Bentledge, a sturdy man build like a fire hydrant with the ruddy face of a life outdoors, breaks up with his last words.
He will testify in a jury trial this month as one of 13 plaintiffs suing two large hog producers for "odor nuisance" from more than 6 thousand pigs now living within miles of their homes.
Their claim - the urine and feces, dead animals, and afterbirth remnants that end up in deep pits or lagoons under the barns, and later spread onto nearby fields DO "interfere with the use and enjoyment of their land...and their quality of life."
Paul Stefan, who went to high school with Bentledge,is a part-owner in these hog farms, knows as Confined Animal Feeding Operations, or CAFO'S. Within earshot of 2000 sows nursing their piglets, there's a discernible latrine-like smell.
Stefan admits he may sometimes be immune to the odor. But he says at a barbeque last summer - right where we're standing on his brother - in-law's lawn, that smell was a non-issue; "This is a pristine operation. I believe we try to run this very , very well."
Stefan agreed to talk against the advice of his lawyer because he says he's tired of being vilified for prospering in the community;"I don't like all changes all the time, either. But I'm not ashamed of my involvement in agriculture."
Neither Stefan nor his attorney, Eldon McAfee, would comment on whether the companies'abided by zoning laws or state regulations, or exhausted technical options for addressing odor issues.
Representing the plaintiffs in this case is Charlie Speer, of the Speer Law Firm in Kansas City. A former corporate attorney, Speer, another lawyer, and a battery of paralegals focus only on CAFO cases now. Business is booming- the firm has hundreds of cases in 6 states. In response to allegations he's trying to prosper off the misfortune off the neighbors of CAFO's, Speer says his firm always has a local co-counsel.
The firm won an $ 11 million verdict last year - the latest in a string of court victories - against Missouri's largest producer, Premium Standard Farms-a subsidiary of Smithfield Foods out of Virginia.

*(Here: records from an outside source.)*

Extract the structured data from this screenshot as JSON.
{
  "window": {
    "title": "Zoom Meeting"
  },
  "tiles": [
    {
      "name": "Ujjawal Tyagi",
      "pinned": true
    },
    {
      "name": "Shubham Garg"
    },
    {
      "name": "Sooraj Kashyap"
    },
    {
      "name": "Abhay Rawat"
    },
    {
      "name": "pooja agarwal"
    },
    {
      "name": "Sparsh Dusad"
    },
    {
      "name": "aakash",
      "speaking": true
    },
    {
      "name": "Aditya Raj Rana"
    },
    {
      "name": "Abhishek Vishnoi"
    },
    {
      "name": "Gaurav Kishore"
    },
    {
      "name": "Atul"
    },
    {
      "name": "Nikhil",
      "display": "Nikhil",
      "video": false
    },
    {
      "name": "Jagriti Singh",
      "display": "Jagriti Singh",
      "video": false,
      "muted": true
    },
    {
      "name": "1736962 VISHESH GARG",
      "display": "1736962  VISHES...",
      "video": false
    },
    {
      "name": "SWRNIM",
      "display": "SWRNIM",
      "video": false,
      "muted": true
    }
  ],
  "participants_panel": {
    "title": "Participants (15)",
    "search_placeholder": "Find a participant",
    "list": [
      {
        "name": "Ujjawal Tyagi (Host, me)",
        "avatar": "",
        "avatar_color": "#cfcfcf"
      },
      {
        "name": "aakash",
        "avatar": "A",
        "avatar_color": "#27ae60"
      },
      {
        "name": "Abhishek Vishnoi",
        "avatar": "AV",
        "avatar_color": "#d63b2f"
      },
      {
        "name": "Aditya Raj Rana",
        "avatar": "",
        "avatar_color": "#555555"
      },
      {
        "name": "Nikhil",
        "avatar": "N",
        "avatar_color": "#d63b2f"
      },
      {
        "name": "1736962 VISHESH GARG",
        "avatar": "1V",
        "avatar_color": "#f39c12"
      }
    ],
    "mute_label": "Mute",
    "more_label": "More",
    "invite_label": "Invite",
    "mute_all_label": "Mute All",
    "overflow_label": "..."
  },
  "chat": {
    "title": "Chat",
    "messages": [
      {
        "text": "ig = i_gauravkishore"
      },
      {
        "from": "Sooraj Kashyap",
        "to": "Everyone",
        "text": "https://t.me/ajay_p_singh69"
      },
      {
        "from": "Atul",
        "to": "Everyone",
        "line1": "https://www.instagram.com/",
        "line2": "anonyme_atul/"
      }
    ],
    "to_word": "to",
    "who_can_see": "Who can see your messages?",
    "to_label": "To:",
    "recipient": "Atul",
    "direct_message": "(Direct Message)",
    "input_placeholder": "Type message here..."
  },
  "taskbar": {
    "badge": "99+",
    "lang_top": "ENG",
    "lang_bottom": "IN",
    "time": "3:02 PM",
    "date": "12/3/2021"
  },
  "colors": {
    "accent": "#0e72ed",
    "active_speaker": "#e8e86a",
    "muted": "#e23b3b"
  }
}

PSF said at the time it might have to pull out of Missouri if the lawsuits continue.
Sponsors of the Missouri bill are from districts where PSF operations are heaviest, in Northwest region of the state. What the bill says is that jury awards would be limited to the DECREASE IN VALUE a CAFO created on a property. Also, the bill limits the number of times neighbors can sue for the same thing - making a so-called "temporary " nuisance, permanent.

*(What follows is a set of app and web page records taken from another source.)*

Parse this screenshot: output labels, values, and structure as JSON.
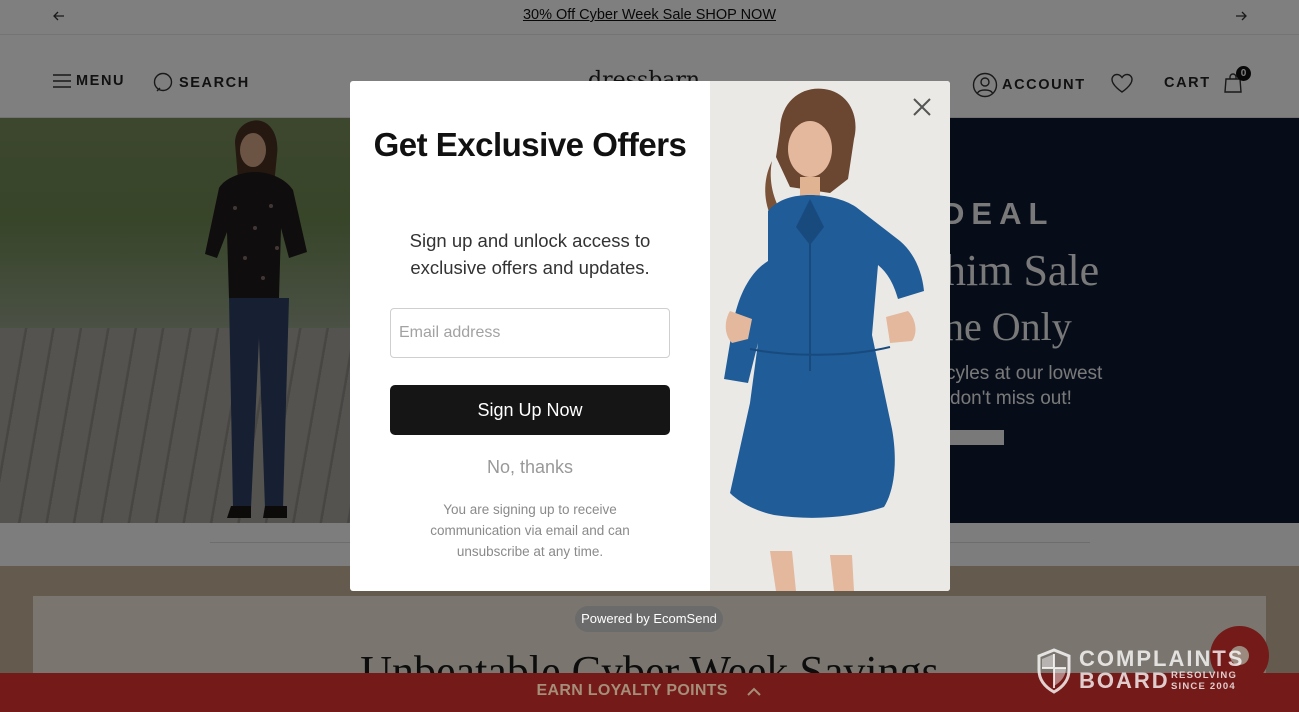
{
  "announcement": {
    "text": "30% Off Cyber Week Sale SHOP NOW",
    "prev_icon": "arrow-left-icon",
    "next_icon": "arrow-right-icon"
  },
  "header": {
    "menu_label": "MENU",
    "search_label": "SEARCH",
    "logo_text": "dressbarn",
    "account_label": "ACCOUNT",
    "cart_label": "CART",
    "cart_count": "0"
  },
  "hero_right": {
    "line1": "DEAL",
    "line2": "him Sale",
    "line3": "ne Only",
    "line4": "cyles at our lowest",
    "line5": "don't miss out!"
  },
  "banner": {
    "headline": "Unbeatable Cyber Week Savings"
  },
  "modal": {
    "title": "Get Exclusive Offers",
    "subtitle": "Sign up and unlock access to exclusive offers and updates.",
    "email_placeholder": "Email address",
    "signup_label": "Sign Up Now",
    "no_thanks_label": "No, thanks",
    "legal": "You are signing up to receive communication via email and can unsubscribe at any time.",
    "close_icon": "close-icon"
  },
  "powered_by": "Powered by EcomSend",
  "loyalty": {
    "label": "EARN LOYALTY POINTS"
  },
  "watermark": {
    "line1": "COMPLAINTS",
    "line2": "BOARD",
    "small1": "RESOLVING",
    "small2": "SINCE 2004"
  },
  "colors": {
    "loyalty_bar": "#741a18",
    "signup_button": "#151515",
    "hero_right_bg": "#0d1b33",
    "dress": "#1f5c98"
  }
}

Charlie Speer believes this legislation would take away the incentive for CAFO's to clean up their farms;"Temporary means that the offending party can abate the nuisance. They can clean it up. THe money or damages should influence you to fix the problem, and if (they) don't fix the problem, you can come back and file successive lawsuits until they do."
Those successive lawsuits will suck the agricultural lifeblood out of the state, says Senator Brad Lager, sponsor of the Senate version of the bill. His district, he says, desparately needs the jobs and economic improvements CAFO's like PSF bring to the region; "The reality is that the family farm with 200 head of hogs, that's no longer the world we live in today. And unfortunately, animals sometimes stink, and we're not gonna be able to fix that."
Commodity groups and the Missouri Farm Bureau are supporting the bill; advocates of local control and family farms like the Missouri Rural Crisis Center have worked hard to defeat it.
There is so much ambiguity inherent in this debate, says Rusty Rumley of the National Agriculture Law Center, finding common ground within the agriculture community will be tricky; "It will be really hard to craft a law that takes into account all these different variables- what is agriculture? What is it intended to protect?"
Governor Nixon has supported local control of agriculture in the past , but a spokesman in his office said Thursday night the Governor will be carefully studying this CAFO bill.